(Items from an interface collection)
..........

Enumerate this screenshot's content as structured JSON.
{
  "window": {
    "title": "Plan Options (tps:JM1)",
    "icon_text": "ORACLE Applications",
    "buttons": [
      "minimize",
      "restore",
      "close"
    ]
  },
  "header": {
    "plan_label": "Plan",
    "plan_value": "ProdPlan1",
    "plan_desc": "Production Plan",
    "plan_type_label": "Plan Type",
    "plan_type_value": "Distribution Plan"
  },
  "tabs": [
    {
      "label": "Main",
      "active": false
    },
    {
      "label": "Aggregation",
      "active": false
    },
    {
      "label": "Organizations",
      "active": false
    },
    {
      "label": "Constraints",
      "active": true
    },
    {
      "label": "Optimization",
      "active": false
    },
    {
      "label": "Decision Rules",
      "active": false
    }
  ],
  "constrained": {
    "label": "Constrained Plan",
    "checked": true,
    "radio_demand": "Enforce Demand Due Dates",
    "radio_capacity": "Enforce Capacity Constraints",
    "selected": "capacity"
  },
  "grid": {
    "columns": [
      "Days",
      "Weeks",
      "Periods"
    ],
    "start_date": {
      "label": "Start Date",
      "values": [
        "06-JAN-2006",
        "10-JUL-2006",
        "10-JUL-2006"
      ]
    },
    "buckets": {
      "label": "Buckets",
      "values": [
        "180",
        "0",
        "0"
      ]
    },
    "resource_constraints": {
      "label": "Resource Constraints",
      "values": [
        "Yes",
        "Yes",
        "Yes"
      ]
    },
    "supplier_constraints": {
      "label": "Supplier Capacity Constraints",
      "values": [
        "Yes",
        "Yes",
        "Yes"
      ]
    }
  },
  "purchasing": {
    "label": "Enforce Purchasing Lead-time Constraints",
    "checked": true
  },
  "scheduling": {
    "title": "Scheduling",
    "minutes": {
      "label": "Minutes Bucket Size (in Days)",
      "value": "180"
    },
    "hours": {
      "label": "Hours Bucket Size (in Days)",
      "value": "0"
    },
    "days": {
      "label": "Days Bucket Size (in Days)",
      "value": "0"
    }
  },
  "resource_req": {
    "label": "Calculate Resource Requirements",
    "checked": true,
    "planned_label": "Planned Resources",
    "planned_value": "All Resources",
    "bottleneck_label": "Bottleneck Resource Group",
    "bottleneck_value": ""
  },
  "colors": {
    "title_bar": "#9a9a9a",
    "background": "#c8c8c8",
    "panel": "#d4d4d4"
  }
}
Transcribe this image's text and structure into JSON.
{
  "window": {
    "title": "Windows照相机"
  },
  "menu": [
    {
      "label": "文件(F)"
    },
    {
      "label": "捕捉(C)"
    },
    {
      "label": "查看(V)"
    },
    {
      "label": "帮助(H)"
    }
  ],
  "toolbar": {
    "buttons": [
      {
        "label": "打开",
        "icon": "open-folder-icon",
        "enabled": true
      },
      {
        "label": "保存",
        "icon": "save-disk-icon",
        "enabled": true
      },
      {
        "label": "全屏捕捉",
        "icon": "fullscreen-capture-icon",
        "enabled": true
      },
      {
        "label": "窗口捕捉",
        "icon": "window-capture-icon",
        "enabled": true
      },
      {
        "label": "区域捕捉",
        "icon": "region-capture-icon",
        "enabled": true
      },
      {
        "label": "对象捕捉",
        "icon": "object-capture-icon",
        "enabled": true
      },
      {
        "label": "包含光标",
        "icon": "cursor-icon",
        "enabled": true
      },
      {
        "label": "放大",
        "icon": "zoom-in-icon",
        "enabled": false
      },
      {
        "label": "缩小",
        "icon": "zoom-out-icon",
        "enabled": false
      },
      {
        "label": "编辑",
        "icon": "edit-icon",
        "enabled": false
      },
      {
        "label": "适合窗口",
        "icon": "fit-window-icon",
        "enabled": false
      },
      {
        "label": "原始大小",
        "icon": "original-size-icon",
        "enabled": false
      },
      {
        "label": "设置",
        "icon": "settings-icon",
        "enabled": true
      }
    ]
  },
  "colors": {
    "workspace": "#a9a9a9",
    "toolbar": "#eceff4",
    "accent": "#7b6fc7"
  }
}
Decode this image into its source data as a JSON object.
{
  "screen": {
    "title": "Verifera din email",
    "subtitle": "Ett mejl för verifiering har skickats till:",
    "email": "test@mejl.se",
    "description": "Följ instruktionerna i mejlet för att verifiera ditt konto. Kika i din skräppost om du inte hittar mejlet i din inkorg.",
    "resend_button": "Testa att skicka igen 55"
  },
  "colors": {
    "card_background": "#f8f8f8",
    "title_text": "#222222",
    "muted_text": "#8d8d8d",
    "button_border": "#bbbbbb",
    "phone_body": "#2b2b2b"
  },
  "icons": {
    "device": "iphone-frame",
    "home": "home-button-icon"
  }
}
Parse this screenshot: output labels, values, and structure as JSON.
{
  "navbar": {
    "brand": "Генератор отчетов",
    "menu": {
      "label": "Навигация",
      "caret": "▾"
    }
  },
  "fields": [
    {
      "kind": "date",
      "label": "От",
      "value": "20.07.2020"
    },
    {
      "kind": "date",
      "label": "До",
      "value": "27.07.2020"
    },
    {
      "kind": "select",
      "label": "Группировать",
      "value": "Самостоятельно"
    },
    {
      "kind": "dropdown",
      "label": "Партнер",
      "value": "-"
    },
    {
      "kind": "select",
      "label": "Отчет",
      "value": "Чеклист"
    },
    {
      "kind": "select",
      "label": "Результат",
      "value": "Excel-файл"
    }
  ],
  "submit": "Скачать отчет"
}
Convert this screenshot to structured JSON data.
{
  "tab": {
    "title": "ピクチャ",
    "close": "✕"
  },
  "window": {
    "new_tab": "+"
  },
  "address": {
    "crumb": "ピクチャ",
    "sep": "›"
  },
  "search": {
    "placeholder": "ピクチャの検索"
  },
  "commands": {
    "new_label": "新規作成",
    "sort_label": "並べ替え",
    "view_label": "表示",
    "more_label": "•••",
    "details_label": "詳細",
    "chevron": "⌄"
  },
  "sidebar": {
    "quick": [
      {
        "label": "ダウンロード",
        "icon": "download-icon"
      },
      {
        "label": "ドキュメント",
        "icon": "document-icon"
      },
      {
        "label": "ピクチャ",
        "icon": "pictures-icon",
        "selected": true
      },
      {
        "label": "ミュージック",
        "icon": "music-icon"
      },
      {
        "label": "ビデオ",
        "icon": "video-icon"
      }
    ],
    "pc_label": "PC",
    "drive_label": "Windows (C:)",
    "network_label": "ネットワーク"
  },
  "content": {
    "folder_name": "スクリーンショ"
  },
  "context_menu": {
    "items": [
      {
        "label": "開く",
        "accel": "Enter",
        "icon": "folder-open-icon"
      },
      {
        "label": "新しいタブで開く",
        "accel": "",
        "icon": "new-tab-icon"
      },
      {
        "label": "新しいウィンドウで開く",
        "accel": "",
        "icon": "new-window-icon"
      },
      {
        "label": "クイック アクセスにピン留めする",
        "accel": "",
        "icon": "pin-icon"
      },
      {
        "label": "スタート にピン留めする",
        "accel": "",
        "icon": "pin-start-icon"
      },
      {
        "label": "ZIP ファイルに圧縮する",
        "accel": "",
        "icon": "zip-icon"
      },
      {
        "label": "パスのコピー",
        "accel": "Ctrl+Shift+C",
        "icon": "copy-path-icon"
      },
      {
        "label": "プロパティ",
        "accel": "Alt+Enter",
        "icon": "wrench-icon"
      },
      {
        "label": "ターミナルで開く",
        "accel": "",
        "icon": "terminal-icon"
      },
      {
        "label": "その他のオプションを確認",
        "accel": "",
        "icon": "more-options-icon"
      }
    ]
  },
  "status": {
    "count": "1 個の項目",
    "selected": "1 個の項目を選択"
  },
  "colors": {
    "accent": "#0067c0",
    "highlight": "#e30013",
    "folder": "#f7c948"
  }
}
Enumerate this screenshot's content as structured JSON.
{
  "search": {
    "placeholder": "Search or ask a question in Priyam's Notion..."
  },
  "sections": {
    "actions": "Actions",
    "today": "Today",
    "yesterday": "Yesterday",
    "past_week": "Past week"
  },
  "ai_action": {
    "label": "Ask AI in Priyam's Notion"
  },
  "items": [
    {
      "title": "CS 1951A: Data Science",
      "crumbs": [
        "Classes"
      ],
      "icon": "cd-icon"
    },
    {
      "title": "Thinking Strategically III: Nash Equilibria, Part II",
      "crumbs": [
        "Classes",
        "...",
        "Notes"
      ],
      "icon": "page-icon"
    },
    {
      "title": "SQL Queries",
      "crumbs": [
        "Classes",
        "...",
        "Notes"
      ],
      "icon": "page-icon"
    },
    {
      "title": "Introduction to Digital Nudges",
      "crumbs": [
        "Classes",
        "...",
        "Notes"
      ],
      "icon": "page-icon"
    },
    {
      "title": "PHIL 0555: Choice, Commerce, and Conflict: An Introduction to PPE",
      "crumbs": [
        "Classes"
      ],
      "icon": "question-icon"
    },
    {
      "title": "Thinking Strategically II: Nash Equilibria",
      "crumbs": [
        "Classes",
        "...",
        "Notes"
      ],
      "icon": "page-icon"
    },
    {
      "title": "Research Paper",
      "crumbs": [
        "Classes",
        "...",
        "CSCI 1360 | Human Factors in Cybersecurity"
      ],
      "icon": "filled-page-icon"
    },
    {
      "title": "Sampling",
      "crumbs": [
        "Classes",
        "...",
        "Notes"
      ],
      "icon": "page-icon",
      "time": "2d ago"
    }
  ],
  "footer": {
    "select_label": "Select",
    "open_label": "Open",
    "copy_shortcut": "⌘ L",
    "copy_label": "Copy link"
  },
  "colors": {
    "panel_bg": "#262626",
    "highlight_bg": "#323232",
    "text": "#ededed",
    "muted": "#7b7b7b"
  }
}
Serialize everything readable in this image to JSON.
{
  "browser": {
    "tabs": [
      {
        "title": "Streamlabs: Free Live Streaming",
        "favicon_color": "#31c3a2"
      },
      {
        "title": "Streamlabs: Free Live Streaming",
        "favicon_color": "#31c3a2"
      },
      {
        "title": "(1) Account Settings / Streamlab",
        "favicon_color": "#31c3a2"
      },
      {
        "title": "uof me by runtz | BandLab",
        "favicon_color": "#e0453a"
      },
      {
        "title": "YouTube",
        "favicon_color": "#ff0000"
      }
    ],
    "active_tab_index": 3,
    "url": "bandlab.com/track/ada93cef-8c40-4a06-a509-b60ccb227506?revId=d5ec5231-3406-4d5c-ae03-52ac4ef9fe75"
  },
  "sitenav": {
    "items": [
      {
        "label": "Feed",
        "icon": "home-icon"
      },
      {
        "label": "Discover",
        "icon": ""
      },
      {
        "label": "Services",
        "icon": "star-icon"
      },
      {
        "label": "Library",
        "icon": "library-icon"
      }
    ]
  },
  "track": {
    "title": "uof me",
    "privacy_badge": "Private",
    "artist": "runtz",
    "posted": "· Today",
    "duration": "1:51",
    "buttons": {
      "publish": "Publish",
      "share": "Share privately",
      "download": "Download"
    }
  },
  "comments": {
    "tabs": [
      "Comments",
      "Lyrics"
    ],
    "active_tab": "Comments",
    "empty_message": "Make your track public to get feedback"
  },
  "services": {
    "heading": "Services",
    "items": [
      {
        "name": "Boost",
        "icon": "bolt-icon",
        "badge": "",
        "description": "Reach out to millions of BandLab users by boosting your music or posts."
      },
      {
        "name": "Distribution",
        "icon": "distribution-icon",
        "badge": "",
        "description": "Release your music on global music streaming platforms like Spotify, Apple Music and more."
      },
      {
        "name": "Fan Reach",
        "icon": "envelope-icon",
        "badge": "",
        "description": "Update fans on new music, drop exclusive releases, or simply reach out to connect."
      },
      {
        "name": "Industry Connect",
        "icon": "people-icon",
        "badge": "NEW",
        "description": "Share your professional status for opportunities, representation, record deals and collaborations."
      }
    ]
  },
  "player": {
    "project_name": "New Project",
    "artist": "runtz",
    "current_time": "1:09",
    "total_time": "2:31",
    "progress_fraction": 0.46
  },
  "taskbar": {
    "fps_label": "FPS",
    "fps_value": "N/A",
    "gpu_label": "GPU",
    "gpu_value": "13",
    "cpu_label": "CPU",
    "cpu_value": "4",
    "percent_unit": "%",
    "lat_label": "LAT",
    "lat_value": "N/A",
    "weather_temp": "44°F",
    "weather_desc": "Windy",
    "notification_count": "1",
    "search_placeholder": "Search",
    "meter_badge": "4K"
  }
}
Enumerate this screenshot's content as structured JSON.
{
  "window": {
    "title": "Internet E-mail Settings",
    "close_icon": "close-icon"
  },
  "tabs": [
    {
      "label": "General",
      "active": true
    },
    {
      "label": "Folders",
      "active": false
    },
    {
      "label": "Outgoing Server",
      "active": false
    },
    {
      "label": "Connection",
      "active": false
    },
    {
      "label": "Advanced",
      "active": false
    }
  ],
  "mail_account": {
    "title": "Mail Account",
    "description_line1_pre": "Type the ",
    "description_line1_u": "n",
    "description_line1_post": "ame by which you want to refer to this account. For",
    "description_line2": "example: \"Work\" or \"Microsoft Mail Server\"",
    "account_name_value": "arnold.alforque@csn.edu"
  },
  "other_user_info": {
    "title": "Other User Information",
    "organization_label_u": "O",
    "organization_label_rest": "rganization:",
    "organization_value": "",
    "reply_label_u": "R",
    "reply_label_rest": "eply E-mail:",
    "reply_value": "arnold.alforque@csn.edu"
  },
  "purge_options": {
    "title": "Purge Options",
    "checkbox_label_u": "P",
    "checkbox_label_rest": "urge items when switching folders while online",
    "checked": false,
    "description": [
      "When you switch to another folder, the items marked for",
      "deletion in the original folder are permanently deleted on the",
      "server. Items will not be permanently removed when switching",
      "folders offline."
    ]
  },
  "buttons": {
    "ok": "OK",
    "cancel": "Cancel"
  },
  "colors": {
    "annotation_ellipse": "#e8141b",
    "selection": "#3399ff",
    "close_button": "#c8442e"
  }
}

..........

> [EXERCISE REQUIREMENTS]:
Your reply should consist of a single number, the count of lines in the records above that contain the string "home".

> [EXPECTED ANSWER]:
2